Items from a dataset
Start of Block

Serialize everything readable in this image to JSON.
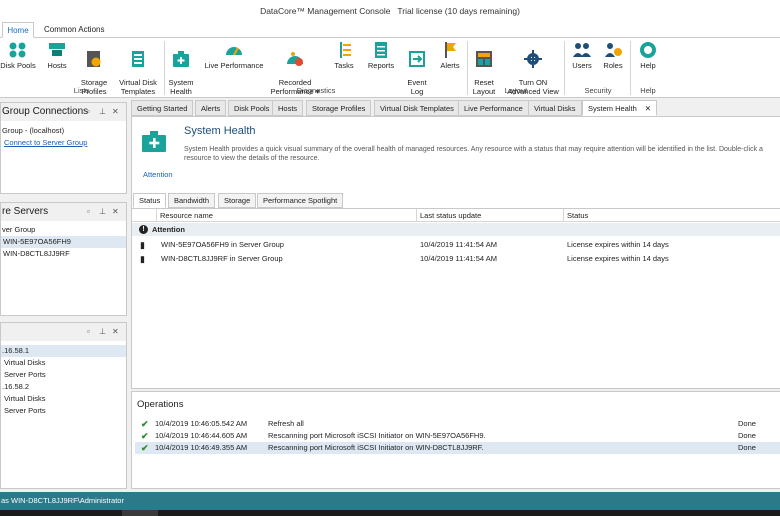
{
  "window": {
    "title": "DataCore™ Management Console",
    "license": "Trial license (10 days remaining)"
  },
  "ribbon_tabs": [
    "Home",
    "Common Actions"
  ],
  "ribbon": {
    "lists": {
      "label": "Lists",
      "buttons": [
        "Disk Pools",
        "Hosts",
        "Storage\nProfiles",
        "Virtual Disk\nTemplates"
      ]
    },
    "diagnostics": {
      "label": "Diagnostics",
      "buttons": [
        "System\nHealth",
        "Live Performance",
        "Recorded\nPerformance ▾",
        "Tasks",
        "Reports",
        "Event\nLog",
        "Alerts"
      ]
    },
    "layout": {
      "label": "Layout",
      "buttons": [
        "Reset\nLayout",
        "Turn ON\nAdvanced View"
      ]
    },
    "security": {
      "label": "Security",
      "buttons": [
        "Users",
        "Roles"
      ]
    },
    "help": {
      "label": "Help",
      "buttons": [
        "Help"
      ]
    }
  },
  "left_panels": {
    "group_connections": {
      "title": "Group Connections",
      "items": [
        "Group - (localhost)",
        "Connect to Server Group"
      ]
    },
    "servers": {
      "title": "re Servers",
      "items": [
        "ver Group",
        "WIN-5E97OA56FH9",
        "WIN-D8CTL8JJ9RF"
      ]
    },
    "ports": {
      "items": [
        ".16.58.1",
        "Virtual Disks",
        "Server Ports",
        ".16.58.2",
        "Virtual Disks",
        "Server Ports"
      ]
    }
  },
  "doc_tabs": [
    "Getting Started",
    "Alerts",
    "Disk Pools",
    "Hosts",
    "Storage Profiles",
    "Virtual Disk Templates",
    "Live Performance",
    "Virtual Disks",
    "System Health"
  ],
  "system_health": {
    "title": "System Health",
    "description": "System Health provides a quick visual summary of the overall health of managed resources. Any resource with a status that may require attention will be identified in the list. Double-click a resource to view the details of the resource.",
    "attention_link": "Attention",
    "subtabs": [
      "Status",
      "Bandwidth",
      "Storage",
      "Performance Spotlight"
    ],
    "columns": [
      "Resource name",
      "Last status update",
      "Status"
    ],
    "group_label": "Attention",
    "rows": [
      {
        "name": "WIN-5E97OA56FH9 in Server Group",
        "updated": "10/4/2019 11:41:54 AM",
        "status": "License expires within 14 days"
      },
      {
        "name": "WIN-D8CTL8JJ9RF in Server Group",
        "updated": "10/4/2019 11:41:54 AM",
        "status": "License expires within 14 days"
      }
    ]
  },
  "operations": {
    "title": "Operations",
    "rows": [
      {
        "time": "10/4/2019 10:46:05.542 AM",
        "desc": "Refresh all",
        "result": "Done"
      },
      {
        "time": "10/4/2019 10:46:44.605 AM",
        "desc": "Rescanning port Microsoft iSCSI Initiator on WIN-5E97OA56FH9.",
        "result": "Done"
      },
      {
        "time": "10/4/2019 10:46:49.355 AM",
        "desc": "Rescanning port Microsoft iSCSI Initiator on WIN-D8CTL8JJ9RF.",
        "result": "Done"
      }
    ]
  },
  "status_bar": {
    "text": " as WIN-D8CTL8JJ9RF\\Administrator"
  },
  "colors": {
    "accent": "#1a6dbf",
    "teal": "#1aa39b",
    "statusbar": "#2a7a8a",
    "check": "#2e8b2e"
  }
}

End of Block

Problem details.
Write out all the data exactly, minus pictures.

Solved problem.
Serialize everything readable in this image to JSON.
{
  "window": {
    "title": "DataCore™ Management Console",
    "license": "Trial license (10 days remaining)"
  },
  "ribbon_tabs": [
    "Home",
    "Common Actions"
  ],
  "ribbon": {
    "lists": {
      "label": "Lists",
      "buttons": [
        "Disk Pools",
        "Hosts",
        "Storage\nProfiles",
        "Virtual Disk\nTemplates"
      ]
    },
    "diagnostics": {
      "label": "Diagnostics",
      "buttons": [
        "System\nHealth",
        "Live Performance",
        "Recorded\nPerformance ▾",
        "Tasks",
        "Reports",
        "Event\nLog",
        "Alerts"
      ]
    },
    "layout": {
      "label": "Layout",
      "buttons": [
        "Reset\nLayout",
        "Turn ON\nAdvanced View"
      ]
    },
    "security": {
      "label": "Security",
      "buttons": [
        "Users",
        "Roles"
      ]
    },
    "help": {
      "label": "Help",
      "buttons": [
        "Help"
      ]
    }
  },
  "left_panels": {
    "group_connections": {
      "title": "Group Connections",
      "items": [
        "Group - (localhost)",
        "Connect to Server Group"
      ]
    },
    "servers": {
      "title": "re Servers",
      "items": [
        "ver Group",
        "WIN-5E97OA56FH9",
        "WIN-D8CTL8JJ9RF"
      ]
    },
    "ports": {
      "items": [
        ".16.58.1",
        "Virtual Disks",
        "Server Ports",
        ".16.58.2",
        "Virtual Disks",
        "Server Ports"
      ]
    }
  },
  "doc_tabs": [
    "Getting Started",
    "Alerts",
    "Disk Pools",
    "Hosts",
    "Storage Profiles",
    "Virtual Disk Templates",
    "Live Performance",
    "Virtual Disks",
    "System Health"
  ],
  "system_health": {
    "title": "System Health",
    "description": "System Health provides a quick visual summary of the overall health of managed resources. Any resource with a status that may require attention will be identified in the list. Double-click a resource to view the details of the resource.",
    "attention_link": "Attention",
    "subtabs": [
      "Status",
      "Bandwidth",
      "Storage",
      "Performance Spotlight"
    ],
    "columns": [
      "Resource name",
      "Last status update",
      "Status"
    ],
    "group_label": "Attention",
    "rows": [
      {
        "name": "WIN-5E97OA56FH9 in Server Group",
        "updated": "10/4/2019 11:41:54 AM",
        "status": "License expires within 14 days"
      },
      {
        "name": "WIN-D8CTL8JJ9RF in Server Group",
        "updated": "10/4/2019 11:41:54 AM",
        "status": "License expires within 14 days"
      }
    ]
  },
  "operations": {
    "title": "Operations",
    "rows": [
      {
        "time": "10/4/2019 10:46:05.542 AM",
        "desc": "Refresh all",
        "result": "Done"
      },
      {
        "time": "10/4/2019 10:46:44.605 AM",
        "desc": "Rescanning port Microsoft iSCSI Initiator on WIN-5E97OA56FH9.",
        "result": "Done"
      },
      {
        "time": "10/4/2019 10:46:49.355 AM",
        "desc": "Rescanning port Microsoft iSCSI Initiator on WIN-D8CTL8JJ9RF.",
        "result": "Done"
      }
    ]
  },
  "status_bar": {
    "text": " as WIN-D8CTL8JJ9RF\\Administrator"
  },
  "colors": {
    "accent": "#1a6dbf",
    "teal": "#1aa39b",
    "statusbar": "#2a7a8a",
    "check": "#2e8b2e"
  }
}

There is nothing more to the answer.